But even interviewing someone who already has a college degree isn't a whole lot better in terms of counting on academia to prepare a new employee to "hit the ground running."

While the applicant might have "studied" business subjects, he or she doesn't know anything about my business or about my customers, or my suppliers, and the regulations and laws under which I have to operate my organization and the way I run my business, and as such, no matter what they claim to know, or how glowing their college transcript, they are trainees.  As a trainee, they are paid a lot more than they contribute to my profitability, if they contribute anything at all.  Again, when business owners and managers hire a recent graduate, they are not hiring skill, they are hiring potential.

If companies cannot bring in people at levels lower than their "educational credentials" would appear to indicate, they won't have potential future stars that they can metaphorically "call out of the bull pen".  That means that they won't be able to bring in younger people in the future at the lower end of the ladder and see if, in an admittedly brutal Darwinian process, these new hires can survive in the real world, and thrive to the point where they might be promoted.  If they aren't promotable, then they will ultimately be replaced.  The business will suffer the cost and lost profits associated with the time and effort expended in trying to train someone who is not capable of growing. 

If the government advertised their "product" on television or radio, the voice-over at the end of the commercial would say: "Stupidity and ignorance are not just our most important products, they are our only products".  

This idea from the EEOC is just confirmation of that.
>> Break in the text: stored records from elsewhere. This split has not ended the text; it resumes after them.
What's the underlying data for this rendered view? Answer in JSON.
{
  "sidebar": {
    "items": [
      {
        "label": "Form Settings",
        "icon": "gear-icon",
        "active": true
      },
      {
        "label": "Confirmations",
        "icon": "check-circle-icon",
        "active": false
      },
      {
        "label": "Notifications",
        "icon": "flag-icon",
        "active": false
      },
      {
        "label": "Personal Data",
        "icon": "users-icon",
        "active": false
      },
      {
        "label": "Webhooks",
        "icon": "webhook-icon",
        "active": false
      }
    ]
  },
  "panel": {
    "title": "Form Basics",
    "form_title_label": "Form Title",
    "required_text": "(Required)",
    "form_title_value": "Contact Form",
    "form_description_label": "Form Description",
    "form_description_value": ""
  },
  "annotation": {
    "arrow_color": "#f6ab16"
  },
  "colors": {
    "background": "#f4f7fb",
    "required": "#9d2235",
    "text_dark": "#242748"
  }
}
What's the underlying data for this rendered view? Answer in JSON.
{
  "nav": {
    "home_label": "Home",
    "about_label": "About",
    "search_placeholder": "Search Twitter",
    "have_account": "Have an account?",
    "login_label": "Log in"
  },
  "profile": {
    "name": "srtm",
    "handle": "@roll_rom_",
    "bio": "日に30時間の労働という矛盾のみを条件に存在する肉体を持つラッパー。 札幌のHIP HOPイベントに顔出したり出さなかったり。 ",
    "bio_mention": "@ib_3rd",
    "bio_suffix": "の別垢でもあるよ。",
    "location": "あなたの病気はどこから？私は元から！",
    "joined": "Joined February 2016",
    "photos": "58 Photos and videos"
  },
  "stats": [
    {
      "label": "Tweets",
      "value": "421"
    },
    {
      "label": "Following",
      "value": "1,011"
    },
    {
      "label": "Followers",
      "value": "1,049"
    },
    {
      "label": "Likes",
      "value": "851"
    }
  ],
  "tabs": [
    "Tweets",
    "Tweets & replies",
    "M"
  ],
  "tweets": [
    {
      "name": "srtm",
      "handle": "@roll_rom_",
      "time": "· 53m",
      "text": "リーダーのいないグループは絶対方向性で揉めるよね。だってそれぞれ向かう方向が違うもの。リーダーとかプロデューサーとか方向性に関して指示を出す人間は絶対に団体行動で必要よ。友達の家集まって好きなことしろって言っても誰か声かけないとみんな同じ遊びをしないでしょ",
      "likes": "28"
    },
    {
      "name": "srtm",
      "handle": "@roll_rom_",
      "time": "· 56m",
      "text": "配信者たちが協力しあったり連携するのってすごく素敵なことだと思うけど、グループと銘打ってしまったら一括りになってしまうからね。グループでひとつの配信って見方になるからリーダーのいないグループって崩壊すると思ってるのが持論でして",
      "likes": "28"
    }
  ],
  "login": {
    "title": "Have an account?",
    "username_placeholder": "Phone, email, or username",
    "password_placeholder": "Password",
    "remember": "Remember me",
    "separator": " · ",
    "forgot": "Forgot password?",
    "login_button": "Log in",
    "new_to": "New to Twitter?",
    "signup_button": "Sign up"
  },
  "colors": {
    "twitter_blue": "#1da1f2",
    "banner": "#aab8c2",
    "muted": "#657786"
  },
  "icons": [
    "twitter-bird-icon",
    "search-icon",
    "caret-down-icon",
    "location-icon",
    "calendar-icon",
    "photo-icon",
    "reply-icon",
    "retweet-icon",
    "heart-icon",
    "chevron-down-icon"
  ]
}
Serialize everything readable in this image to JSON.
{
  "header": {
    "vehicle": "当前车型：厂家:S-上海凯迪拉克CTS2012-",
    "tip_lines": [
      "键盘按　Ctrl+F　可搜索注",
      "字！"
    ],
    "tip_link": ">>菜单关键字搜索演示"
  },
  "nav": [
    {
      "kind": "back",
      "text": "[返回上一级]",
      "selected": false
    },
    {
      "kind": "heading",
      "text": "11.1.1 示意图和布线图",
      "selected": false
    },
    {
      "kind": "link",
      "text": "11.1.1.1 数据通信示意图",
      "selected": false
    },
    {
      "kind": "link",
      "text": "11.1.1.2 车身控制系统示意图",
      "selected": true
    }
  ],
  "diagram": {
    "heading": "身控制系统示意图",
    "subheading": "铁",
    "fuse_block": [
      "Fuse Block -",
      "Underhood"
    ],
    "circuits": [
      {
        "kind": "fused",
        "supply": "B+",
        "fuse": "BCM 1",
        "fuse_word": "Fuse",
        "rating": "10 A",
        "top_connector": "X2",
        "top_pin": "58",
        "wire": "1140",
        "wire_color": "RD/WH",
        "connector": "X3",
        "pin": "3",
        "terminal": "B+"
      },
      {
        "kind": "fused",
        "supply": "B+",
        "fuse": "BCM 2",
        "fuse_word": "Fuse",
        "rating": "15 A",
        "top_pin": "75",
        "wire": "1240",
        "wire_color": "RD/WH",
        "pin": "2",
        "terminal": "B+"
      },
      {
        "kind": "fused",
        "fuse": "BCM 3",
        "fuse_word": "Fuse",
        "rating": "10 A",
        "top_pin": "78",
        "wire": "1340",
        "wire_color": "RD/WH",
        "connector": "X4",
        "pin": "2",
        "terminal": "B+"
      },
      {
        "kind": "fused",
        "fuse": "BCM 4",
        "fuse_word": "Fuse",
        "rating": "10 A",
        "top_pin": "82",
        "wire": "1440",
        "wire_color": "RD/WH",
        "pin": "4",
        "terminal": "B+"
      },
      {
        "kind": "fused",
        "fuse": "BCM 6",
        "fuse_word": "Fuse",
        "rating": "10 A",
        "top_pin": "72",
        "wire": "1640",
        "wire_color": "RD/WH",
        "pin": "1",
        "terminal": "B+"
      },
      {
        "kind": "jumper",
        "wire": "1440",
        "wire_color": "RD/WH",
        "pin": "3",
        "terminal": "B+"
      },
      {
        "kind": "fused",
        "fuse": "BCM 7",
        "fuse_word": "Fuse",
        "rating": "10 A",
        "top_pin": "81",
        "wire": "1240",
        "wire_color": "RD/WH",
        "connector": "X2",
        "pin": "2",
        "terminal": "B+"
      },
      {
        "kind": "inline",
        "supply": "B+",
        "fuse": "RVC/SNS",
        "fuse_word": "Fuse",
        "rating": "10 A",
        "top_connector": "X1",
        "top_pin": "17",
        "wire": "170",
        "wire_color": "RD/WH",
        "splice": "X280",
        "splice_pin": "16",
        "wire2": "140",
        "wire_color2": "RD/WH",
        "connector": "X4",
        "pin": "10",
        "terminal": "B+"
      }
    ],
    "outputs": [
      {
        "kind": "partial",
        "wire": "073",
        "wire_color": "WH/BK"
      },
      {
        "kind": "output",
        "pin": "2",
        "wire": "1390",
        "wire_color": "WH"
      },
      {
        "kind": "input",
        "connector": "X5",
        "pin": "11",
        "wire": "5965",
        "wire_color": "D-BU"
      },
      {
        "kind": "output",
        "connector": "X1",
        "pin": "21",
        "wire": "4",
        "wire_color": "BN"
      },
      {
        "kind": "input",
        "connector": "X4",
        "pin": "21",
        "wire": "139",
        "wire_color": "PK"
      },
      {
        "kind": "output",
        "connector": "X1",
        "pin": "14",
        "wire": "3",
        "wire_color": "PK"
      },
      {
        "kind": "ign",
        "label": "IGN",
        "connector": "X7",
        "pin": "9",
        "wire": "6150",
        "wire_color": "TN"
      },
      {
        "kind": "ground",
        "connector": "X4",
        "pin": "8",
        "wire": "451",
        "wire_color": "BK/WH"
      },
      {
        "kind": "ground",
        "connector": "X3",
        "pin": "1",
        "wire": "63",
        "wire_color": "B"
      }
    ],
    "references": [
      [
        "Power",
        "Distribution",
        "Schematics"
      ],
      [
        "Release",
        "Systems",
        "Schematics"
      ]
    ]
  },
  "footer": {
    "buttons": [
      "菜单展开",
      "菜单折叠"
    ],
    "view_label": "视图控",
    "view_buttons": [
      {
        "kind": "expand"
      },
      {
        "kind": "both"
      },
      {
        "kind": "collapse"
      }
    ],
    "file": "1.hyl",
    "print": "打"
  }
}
Jim Yardley is a retired financial controller for manufacturing firms, a Vietnam veteran and an independent voter.  Jim blogs at jimyardley.wordpress.com, or he can be contacted directly at james.v.yardley@gmail.com